People love home theater, but most dread installing it. Its multiple channels of surround sound will immerse you in the action, as appealing to the ears as high-definition TV is to the eyes. But surround sound usually means surround wiring, in the form of the wires needed to connect rear-channel speakers to a receiver.

To clean up that clutter, some manufacturers have opted for wireless connections to rear speakers, but many attempts have been marred by static and interference. Others have tried to simulate surround sound from three or fewer speakers; for example, boutique manufacturer Niro ( makes a range of systems ($540 to $1,090) that create a wide, immersive sound field from a single speaker. But unlike even the cheapest five-speaker system, Niro's hardware can't make effects sound like they come from behind you.

Yamaha now says it can deliver that last trick with its new YSP-1 receiver ($1,500, This system packs 42 small speaker cones, plus a regular amplifier and surround-sound circuitry, into one 30-pound box, about 40 inches wide and 7 inches tall. Those 42 elements project "beams" of audio that reflect off the side and back walls. Surprisingly, it works.

You do, however, have to work for the YSP-1 first. We had to spend about 20 minutes tweaking its settings to get from flat to three-dimensional sound, with frequent references to the too-short, 60-page manual. This fine-tuning required us to set various menu options via the remote control, including the room's size and shape and the YSP-1's placement.

We could rely on a front-panel readout for basic settings but had to connect the YSP-1 to a TV to see sample room drawings and other controls. A self-calibrating system -- something available on some other home theater gear we've reviewed -- would be a big help in reducing setup time.

Once we had tutored the YSP-1 in the room's shape, we could then choose from stereo, three-beam or five-beam modes that change the way its speaker elements bounce sound off the walls.

The overall result was a large, lush sound field that immerses you in the action just like five speakers. Voice panned smoothly across the room as actors moved across the screen. Hoofbeats charged past us, rather than fading to the sides.

The effectiveness of this varied in three rooms, as did the size of the "sweet spot" where the surround effect was most complete. Obstacles such as large, stuffed furniture weakened the sound, as did curtains. Varying wall textures, gaps and irregular walls could make effects lopsided. Moving around within the area or even turning your head could also weaken the surround effect.

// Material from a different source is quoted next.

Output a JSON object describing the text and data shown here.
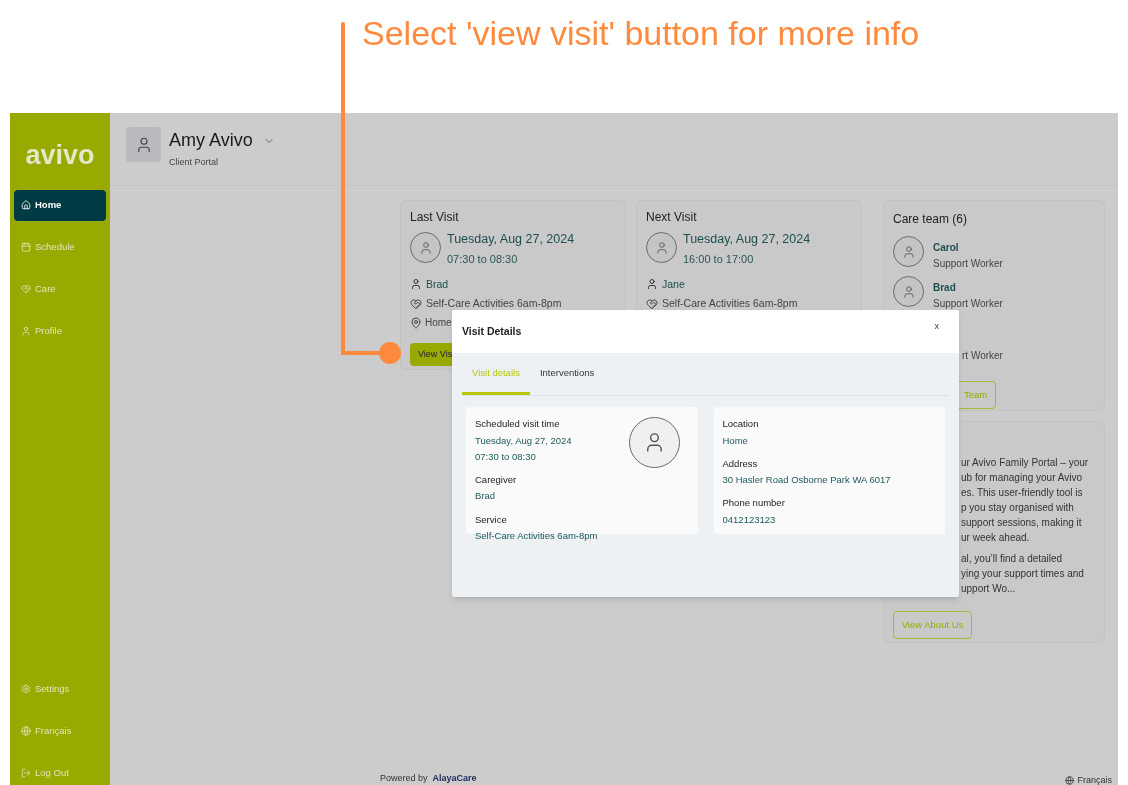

The one thing Yamaha's system could not compensate for was a non-rectangular living room, which weakened or neutralized the surround effect even after repeated returns to the setup menus. Yamaha recommends placing this system in a room whose interior is as close to a smooth, flat box as possible -- advice we could agree with after an audition in a standard-sized room, where the sense of immersion was strong and the listeners' sweet spot more than covered the couch.

We did notice some weak bass output, but that can be fixed -- at additional cost -- by attaching even a modest subwoofer. (Since subwoofers can be hidden, you'd still see only one speaker.)

Despite its heft, the YSP-1 fits nicely over or under most wide-screen TVs.

Unfortunately, it leaves out an FM tuner and can't switch video from one device to another, as most surround-sound receivers do. Its remote control can be programmed to manage a TV, VCR, DVD player and cable box, but not a TiVo digital video recorder.

The YSP-1 is a remarkable accomplishment, but -- like a lot of home-theater gear -- it's not for everybody. It's best for patient, settings-savvy enthusiasts who are not afraid of tweaking and have a sufficiently boxy room ready to fill with sound.

The Yamaha YSP-1 fits over or under most widescreen TVs. But it holds up best in rectangular rooms.